Foods rich in iron and B-vitamins (there they are again!) might be your long lost friend if you find your energy is in the tank during your period. Our blood contains iron, so when we lose blood, we lose iron, which is essential for oxygen transport. Dark leafy greens and meat products might do the trick in building healthier red blood cells and increasing energy.
Attempting to fix imbalances with food is always the best first approach, but sometimes supplementation may be necessary. If you feel like your PMS symptoms are less than desirable, a Registered Dietitian can help you determine the appropriate diet and lifestyle changes to implement in order to balance your hormones and relieve those unwanted symptoms.
By the way, you can still have those peanut butter M & M’s—but now you get to have them because YOU decided to have them rather than feeling like your HORMONES decided for you.
About the author:
Megan McNamara, MPH is a Registered Dietitian with Summerfield Custom Wellness. She specializes in women’s health, weight management, and chronic disease management.
Interested in meeting with Megan? Reach out to her at MM@summerfieldcw.com.
- Winer, S. A., Rapkin, A. J. Premenstrual disorders: prevalence, etiology and impact. Journal of Reproductive Medicine. 2006; 51(4 Suppl):339-347.
- ACOG Committee Opinion No. 651: Menstruation in girls and adolescents: Using the menstrual cycle as a vital sign. Obstet Gynecol. 2015 Dec;126(6):e143-6. PubMed PMID:26595586

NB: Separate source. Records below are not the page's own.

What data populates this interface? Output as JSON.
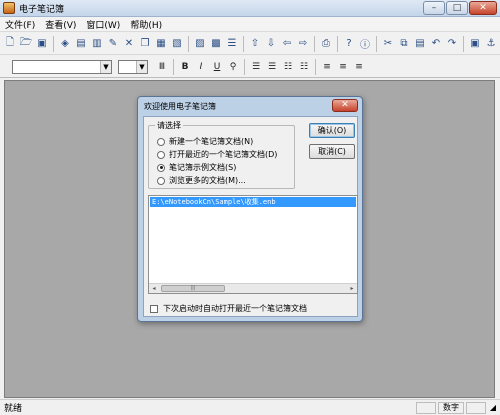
{
  "window": {
    "title": "电子笔记簿",
    "minimize": "–",
    "maximize": "□",
    "close": "✕"
  },
  "menu": [
    "文件(F)",
    "查看(V)",
    "窗口(W)",
    "帮助(H)"
  ],
  "toolbar_icons": [
    "new-doc-icon",
    "open-folder-icon",
    "save-icon",
    "sep",
    "tag-icon",
    "notebook-icon",
    "book-icon",
    "pen-icon",
    "delete-icon",
    "copy-icon",
    "doc-icon",
    "doc2-icon",
    "sep",
    "import-icon",
    "export-icon",
    "list-icon",
    "sep",
    "up-icon",
    "down-icon",
    "left-icon",
    "right-icon",
    "sep",
    "print-icon",
    "sep",
    "help-icon",
    "sep",
    "cut-icon",
    "copy2-icon",
    "paste-icon",
    "undo-icon",
    "redo-icon",
    "sep",
    "image-icon",
    "anchor-icon"
  ],
  "format_buttons": [
    "Ⅲ",
    "B",
    "I",
    "U",
    "⚲",
    "☰",
    "☰",
    "☷",
    "☷",
    "≡",
    "≡",
    "≡"
  ],
  "status": {
    "text": "就绪",
    "pane_num": "数字"
  },
  "dialog": {
    "title": "欢迎使用电子笔记簿",
    "close": "✕",
    "group_label": "请选择",
    "options": [
      {
        "label": "新建一个笔记簿文档(N)",
        "checked": false
      },
      {
        "label": "打开最近的一个笔记簿文档(D)",
        "checked": false
      },
      {
        "label": "笔记簿示例文档(S)",
        "checked": true
      },
      {
        "label": "浏览更多的文档(M)...",
        "checked": false
      }
    ],
    "ok_button": "确认(O)",
    "cancel_button": "取消(C)",
    "file_list": [
      "E:\\eNotebookCn\\Sample\\收集.enb"
    ],
    "scroll_left": "◂",
    "scroll_right": "▸",
    "scroll_thumb": "|||",
    "auto_open_label": "下次启动时自动打开最近一个笔记簿文档"
  }
}
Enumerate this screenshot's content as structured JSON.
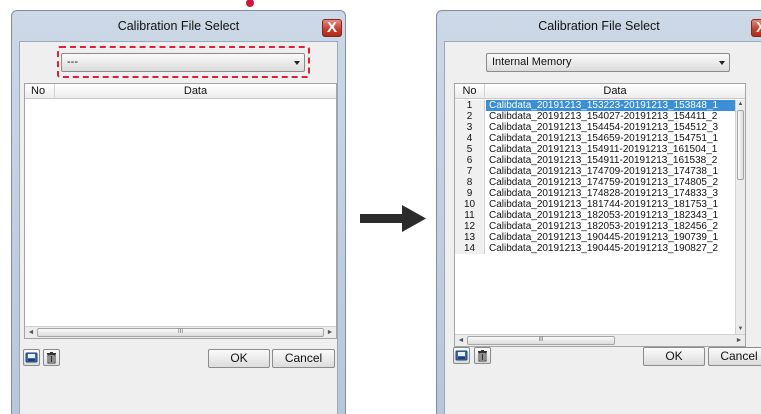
{
  "left_dialog": {
    "title": "Calibration File Select",
    "close_label": "X",
    "combo_value": "---",
    "columns": {
      "no": "No",
      "data": "Data"
    },
    "scroll_grip": "III",
    "ok_label": "OK",
    "cancel_label": "Cancel"
  },
  "right_dialog": {
    "title": "Calibration File Select",
    "close_label": "X",
    "combo_value": "Internal Memory",
    "columns": {
      "no": "No",
      "data": "Data"
    },
    "scroll_grip": "III",
    "ok_label": "OK",
    "cancel_label": "Cancel",
    "rows": [
      {
        "no": "1",
        "data": "Calibdata_20191213_153223-20191213_153848_1"
      },
      {
        "no": "2",
        "data": "Calibdata_20191213_154027-20191213_154411_2"
      },
      {
        "no": "3",
        "data": "Calibdata_20191213_154454-20191213_154512_3"
      },
      {
        "no": "4",
        "data": "Calibdata_20191213_154659-20191213_154751_1"
      },
      {
        "no": "5",
        "data": "Calibdata_20191213_154911-20191213_161504_1"
      },
      {
        "no": "6",
        "data": "Calibdata_20191213_154911-20191213_161538_2"
      },
      {
        "no": "7",
        "data": "Calibdata_20191213_174709-20191213_174738_1"
      },
      {
        "no": "8",
        "data": "Calibdata_20191213_174759-20191213_174805_2"
      },
      {
        "no": "9",
        "data": "Calibdata_20191213_174828-20191213_174833_3"
      },
      {
        "no": "10",
        "data": "Calibdata_20191213_181744-20191213_181753_1"
      },
      {
        "no": "11",
        "data": "Calibdata_20191213_182053-20191213_182343_1"
      },
      {
        "no": "12",
        "data": "Calibdata_20191213_182053-20191213_182456_2"
      },
      {
        "no": "13",
        "data": "Calibdata_20191213_190445-20191213_190739_1"
      },
      {
        "no": "14",
        "data": "Calibdata_20191213_190445-20191213_190827_2"
      }
    ]
  },
  "colors": {
    "highlight_dash": "#e0203b",
    "selection": "#3a8fd6",
    "transition_arrow": "#2b2b2b"
  }
}
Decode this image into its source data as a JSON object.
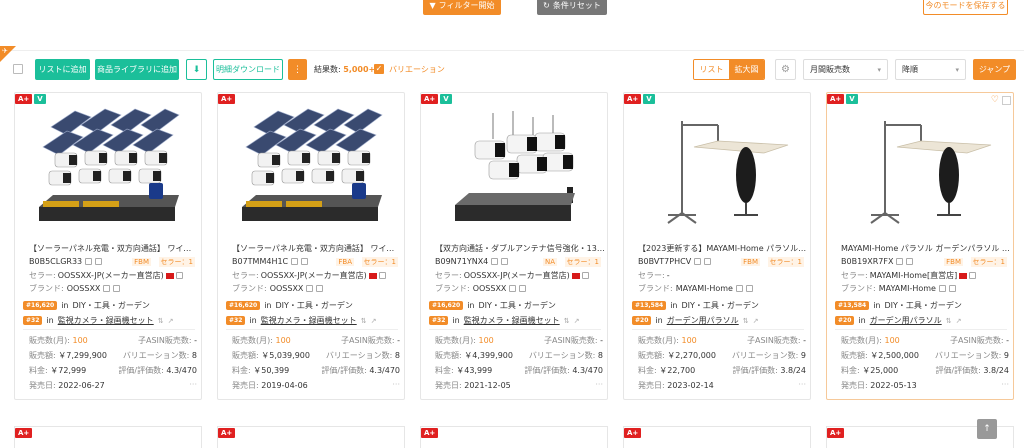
{
  "topbar": {
    "filter_label": "フィルター開始",
    "reset_label": "条件リセット",
    "save_label": "今のモードを保存する"
  },
  "corner": {
    "label": "✈"
  },
  "toolbar": {
    "add_list": "リストに追加",
    "add_library": "商品ライブラリに追加",
    "download_icon": "⬇",
    "detail_download": "明細ダウンロード",
    "more": "⋮",
    "result_label": "結果数:",
    "result_count": "5,000+",
    "variation_label": "バリエーション",
    "view_list": "リスト",
    "view_large": "拡大図",
    "gear": "⚙",
    "sort_field": "月間販売数",
    "sort_order": "降順",
    "jump": "ジャンプ"
  },
  "labels": {
    "seller": "セラー:",
    "brand": "ブランド:",
    "in": "in",
    "monthly_sales": "販売数(月):",
    "child_asin_sales": "子ASIN販売数:",
    "sales_amount": "販売額:",
    "variation_count": "バリエーション数:",
    "price": "料金:",
    "rating": "評価/評価数:",
    "release": "発売日:"
  },
  "cards": [
    {
      "badges": [
        "A+",
        "V"
      ],
      "title": "【ソーラーパネル充電・双方向通話】 ワイヤ…",
      "asin": "B0B5CLGR33",
      "fulfill": "FBM",
      "seller_count": "セラー：1",
      "seller": "OOSSXX-JP(メーカー直営店)",
      "brand": "OOSSXX",
      "rank1_badge": "#16,620",
      "rank1_cat": "DIY・工具・ガーデン",
      "rank2_badge": "#32",
      "rank2_cat": "監視カメラ・録画機セット",
      "monthly_sales": "100",
      "child_asin_sales": "-",
      "sales_amount": "￥7,299,900",
      "variation_count": "8",
      "price": "￥72,999",
      "rating": "4.3/470",
      "release": "2022-06-27",
      "image": "solar-camera"
    },
    {
      "badges": [
        "A+"
      ],
      "title": "【ソーラーパネル充電・双方向通話】 ワイヤ…",
      "asin": "B07TMM4H1C",
      "fulfill": "FBA",
      "seller_count": "セラー：1",
      "seller": "OOSSXX-JP(メーカー直営店)",
      "brand": "OOSSXX",
      "rank1_badge": "#16,620",
      "rank1_cat": "DIY・工具・ガーデン",
      "rank2_badge": "#32",
      "rank2_cat": "監視カメラ・録画機セット",
      "monthly_sales": "100",
      "child_asin_sales": "-",
      "sales_amount": "￥5,039,900",
      "variation_count": "8",
      "price": "￥50,399",
      "rating": "4.3/470",
      "release": "2019-04-06",
      "image": "solar-camera"
    },
    {
      "badges": [
        "A+",
        "V"
      ],
      "title": "【双方向通話・ダブルアンテナ信号強化・130…",
      "asin": "B09N71YNX4",
      "fulfill": "NA",
      "seller_count": "セラー：1",
      "seller": "OOSSXX-JP(メーカー直営店)",
      "brand": "OOSSXX",
      "rank1_badge": "#16,620",
      "rank1_cat": "DIY・工具・ガーデン",
      "rank2_badge": "#32",
      "rank2_cat": "監視カメラ・録画機セット",
      "monthly_sales": "100",
      "child_asin_sales": "-",
      "sales_amount": "￥4,399,900",
      "variation_count": "8",
      "price": "￥43,999",
      "rating": "4.3/470",
      "release": "2021-12-05",
      "image": "wifi-camera"
    },
    {
      "badges": [
        "A+",
        "V"
      ],
      "title": "【2023更新する】MAYAMI-Home パラソル …",
      "asin": "B0BVT7PHCV",
      "fulfill": "FBM",
      "seller_count": "セラー：1",
      "seller": "-",
      "brand": "MAYAMI-Home",
      "rank1_badge": "#13,584",
      "rank1_cat": "DIY・工具・ガーデン",
      "rank2_badge": "#20",
      "rank2_cat": "ガーデン用パラソル",
      "monthly_sales": "100",
      "child_asin_sales": "-",
      "sales_amount": "￥2,270,000",
      "variation_count": "9",
      "price": "￥22,700",
      "rating": "3.8/24",
      "release": "2023-02-14",
      "image": "parasol"
    },
    {
      "badges": [
        "A+",
        "V"
      ],
      "title": "MAYAMI-Home パラソル ガーデンパラソル 2…",
      "asin": "B0B19XR7FX",
      "fulfill": "FBM",
      "seller_count": "セラー：1",
      "seller": "MAYAMI-Home[直営店]",
      "brand": "MAYAMI-Home",
      "rank1_badge": "#13,584",
      "rank1_cat": "DIY・工具・ガーデン",
      "rank2_badge": "#20",
      "rank2_cat": "ガーデン用パラソル",
      "monthly_sales": "100",
      "child_asin_sales": "-",
      "sales_amount": "￥2,500,000",
      "variation_count": "9",
      "price": "￥25,000",
      "rating": "3.8/24",
      "release": "2022-05-13",
      "image": "parasol"
    }
  ],
  "bottom_badges": [
    "A+",
    "A+",
    "A+",
    "A+",
    "A+"
  ],
  "scroll_top": "↑",
  "colors": {
    "accent": "#f28c28",
    "green": "#1bbf9a",
    "red": "#e02020"
  }
}
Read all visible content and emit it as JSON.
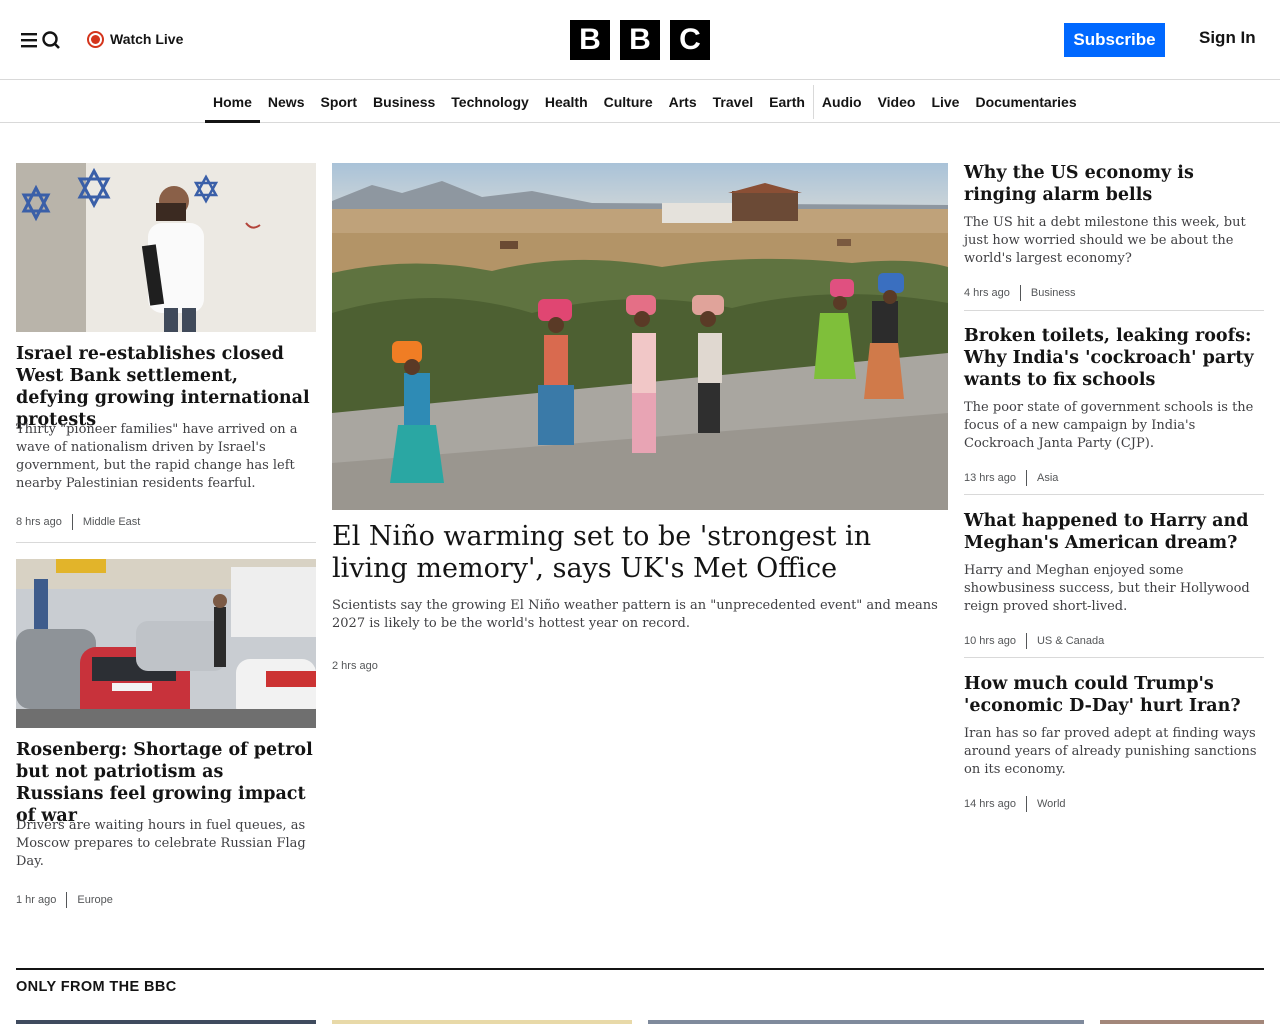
{
  "header": {
    "watch_live_label": "Watch Live",
    "logo_letters": [
      "B",
      "B",
      "C"
    ],
    "subscribe_label": "Subscribe",
    "signin_label": "Sign In",
    "accent_color": "#0068ff",
    "live_color": "#d4351c"
  },
  "nav": {
    "items": [
      {
        "label": "Home"
      },
      {
        "label": "News"
      },
      {
        "label": "Sport"
      },
      {
        "label": "Business"
      },
      {
        "label": "Technology"
      },
      {
        "label": "Health"
      },
      {
        "label": "Culture"
      },
      {
        "label": "Arts"
      },
      {
        "label": "Travel"
      },
      {
        "label": "Earth"
      },
      {
        "label": "Audio"
      },
      {
        "label": "Video"
      },
      {
        "label": "Live"
      },
      {
        "label": "Documentaries"
      }
    ],
    "active": "Home"
  },
  "left": [
    {
      "headline": "Israel re-establishes closed West Bank settlement, defying growing international protests",
      "summary": "Thirty \"pioneer families\" have arrived on a wave of nationalism driven by Israel's government, but the rapid change has left nearby Palestinian residents fearful.",
      "time": "8 hrs ago",
      "category": "Middle East"
    },
    {
      "headline": "Rosenberg: Shortage of petrol but not patriotism as Russians feel growing impact of war",
      "summary": "Drivers are waiting hours in fuel queues, as Moscow prepares to celebrate Russian Flag Day.",
      "time": "1 hr ago",
      "category": "Europe"
    }
  ],
  "center": {
    "headline": "El Niño warming set to be 'strongest in living memory', says UK's Met Office",
    "summary": "Scientists say the growing El Niño weather pattern is an \"unprecedented event\" and means 2027 is likely to be the world's hottest year on record.",
    "time": "2 hrs ago"
  },
  "right": [
    {
      "headline": "Why the US economy is ringing alarm bells",
      "summary": "The US hit a debt milestone this week, but just how worried should we be about the world's largest economy?",
      "time": "4 hrs ago",
      "category": "Business"
    },
    {
      "headline": "Broken toilets, leaking roofs: Why India's 'cockroach' party wants to fix schools",
      "summary": "The poor state of government schools is the focus of a new campaign by India's Cockroach Janta Party (CJP).",
      "time": "13 hrs ago",
      "category": "Asia"
    },
    {
      "headline": "What happened to Harry and Meghan's American dream?",
      "summary": "Harry and Meghan enjoyed some showbusiness success, but their Hollywood reign proved short-lived.",
      "time": "10 hrs ago",
      "category": "US & Canada"
    },
    {
      "headline": "How much could Trump's 'economic D-Day' hurt Iran?",
      "summary": "Iran has so far proved adept at finding ways around years of already punishing sanctions on its economy.",
      "time": "14 hrs ago",
      "category": "World"
    }
  ],
  "section": {
    "title": "ONLY FROM THE BBC"
  }
}
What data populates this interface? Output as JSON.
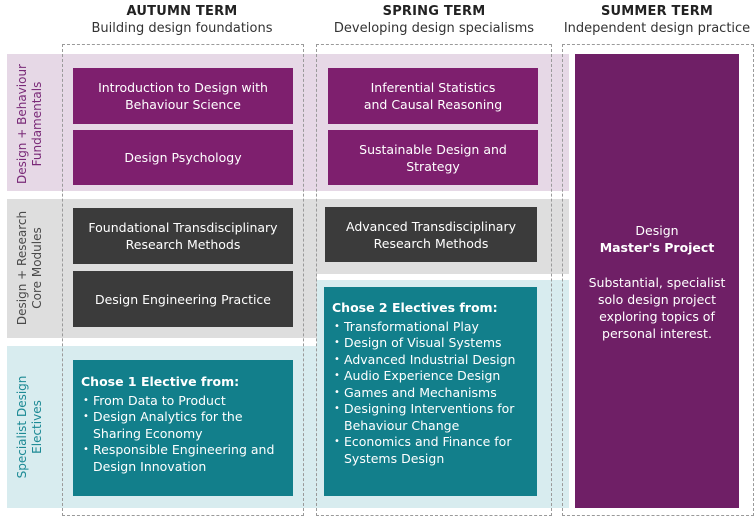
{
  "terms": {
    "autumn": {
      "title": "AUTUMN TERM",
      "subtitle": "Building design foundations"
    },
    "spring": {
      "title": "SPRING TERM",
      "subtitle": "Developing design specialisms"
    },
    "summer": {
      "title": "SUMMER TERM",
      "subtitle": "Independent design practice"
    }
  },
  "rows": {
    "design": {
      "line1": "Design + Behaviour",
      "line2": "Fundamentals"
    },
    "core": {
      "line1": "Design + Research",
      "line2": "Core Modules"
    },
    "specialist": {
      "line1": "Specialist Design",
      "line2": "Electives"
    }
  },
  "modules": {
    "autumn_design_1": {
      "line1": "Introduction to Design with",
      "line2": "Behaviour Science"
    },
    "autumn_design_2": {
      "line1": "Design Psychology"
    },
    "spring_design_1": {
      "line1": "Inferential Statistics",
      "line2": "and Causal Reasoning"
    },
    "spring_design_2": {
      "line1": "Sustainable Design and",
      "line2": "Strategy"
    },
    "autumn_core_1": {
      "line1": "Foundational Transdisciplinary",
      "line2": "Research Methods"
    },
    "autumn_core_2": {
      "line1": "Design Engineering Practice"
    },
    "spring_core_1": {
      "line1": "Advanced Transdisciplinary",
      "line2": "Research Methods"
    }
  },
  "electives": {
    "autumn": {
      "title": "Chose 1 Elective from:",
      "items": [
        "From Data to Product",
        "Design Analytics for the Sharing Economy",
        "Responsible Engineering and Design Innovation"
      ]
    },
    "spring": {
      "title": "Chose 2 Electives from:",
      "items": [
        "Transformational Play",
        "Design of Visual Systems",
        "Advanced Industrial Design",
        "Audio Experience Design",
        "Games and Mechanisms",
        "Designing Interventions for Behaviour Change",
        "Economics and Finance for Systems Design"
      ]
    }
  },
  "summer_project": {
    "title_line1": "Design",
    "title_line2": "Master's Project",
    "desc_line1": "Substantial, specialist",
    "desc_line2": "solo design project",
    "desc_line3": "exploring topics of",
    "desc_line4": "personal interest."
  },
  "colors": {
    "purple": "#7e1f6e",
    "gray": "#3b3b3b",
    "teal": "#127f8b",
    "summer": "#6f1f66",
    "band_design": "#e6d8e6",
    "band_core": "#dedede",
    "band_specialist": "#d8ecef"
  }
}
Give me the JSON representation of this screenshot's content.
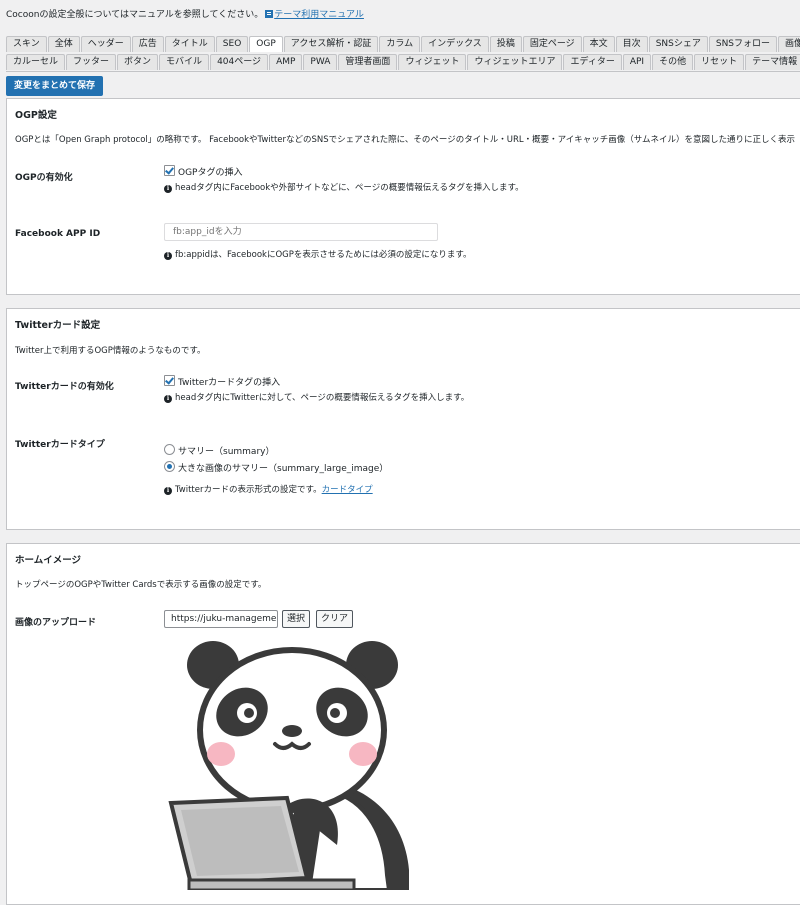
{
  "intro": {
    "text": "Cocoonの設定全般についてはマニュアルを参照してください。",
    "link_label": "テーマ利用マニュアル"
  },
  "tabs_row1": [
    "スキン",
    "全体",
    "ヘッダー",
    "広告",
    "タイトル",
    "SEO",
    "OGP",
    "アクセス解析・認証",
    "カラム",
    "インデックス",
    "投稿",
    "固定ページ",
    "本文",
    "目次",
    "SNSシェア",
    "SNSフォロー",
    "画像"
  ],
  "tabs_row2": [
    "カルーセル",
    "フッター",
    "ボタン",
    "モバイル",
    "404ページ",
    "AMP",
    "PWA",
    "管理者画面",
    "ウィジェット",
    "ウィジェットエリア",
    "エディター",
    "API",
    "その他",
    "リセット",
    "テーマ情報"
  ],
  "active_tab": "OGP",
  "save_button": "変更をまとめて保存",
  "ogp": {
    "title": "OGP設定",
    "description": "OGPとは「Open Graph protocol」の略称です。 FacebookやTwitterなどのSNSでシェアされた際に、そのページのタイトル・URL・概要・アイキャッチ画像（サムネイル）を意図した通りに正しく表示",
    "enable_label": "OGPの有効化",
    "enable_checkbox": "OGPタグの挿入",
    "enable_tip": "headタグ内にFacebookや外部サイトなどに、ページの概要情報伝えるタグを挿入します。",
    "appid_label": "Facebook APP ID",
    "appid_placeholder": "fb:app_idを入力",
    "appid_tip": "fb:appidは、FacebookにOGPを表示させるためには必須の設定になります。"
  },
  "twitter": {
    "title": "Twitterカード設定",
    "description": "Twitter上で利用するOGP情報のようなものです。",
    "enable_label": "Twitterカードの有効化",
    "enable_checkbox": "Twitterカードタグの挿入",
    "enable_tip": "headタグ内にTwitterに対して、ページの概要情報伝えるタグを挿入します。",
    "type_label": "Twitterカードタイプ",
    "option_summary": "サマリー（summary）",
    "option_large": "大きな画像のサマリー（summary_large_image）",
    "type_tip": "Twitterカードの表示形式の設定です。",
    "type_link": "カードタイプ"
  },
  "home_image": {
    "title": "ホームイメージ",
    "description": "トップページのOGPやTwitter Cardsで表示する画像の設定です。",
    "upload_label": "画像のアップロード",
    "url_value": "https://juku-management",
    "select_button": "選択",
    "clear_button": "クリア"
  },
  "colors": {
    "accent": "#2271b1",
    "background": "#f0f0f1",
    "panel": "#ffffff",
    "border": "#c3c4c7"
  }
}
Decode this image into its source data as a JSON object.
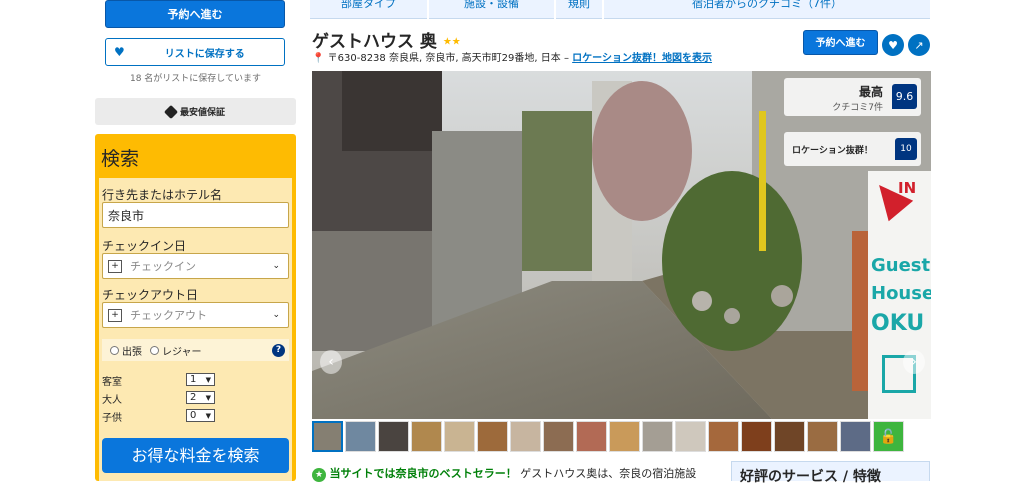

- Briden L. Period Repair Manual. 2nd ed. Middletown, DE; 2018.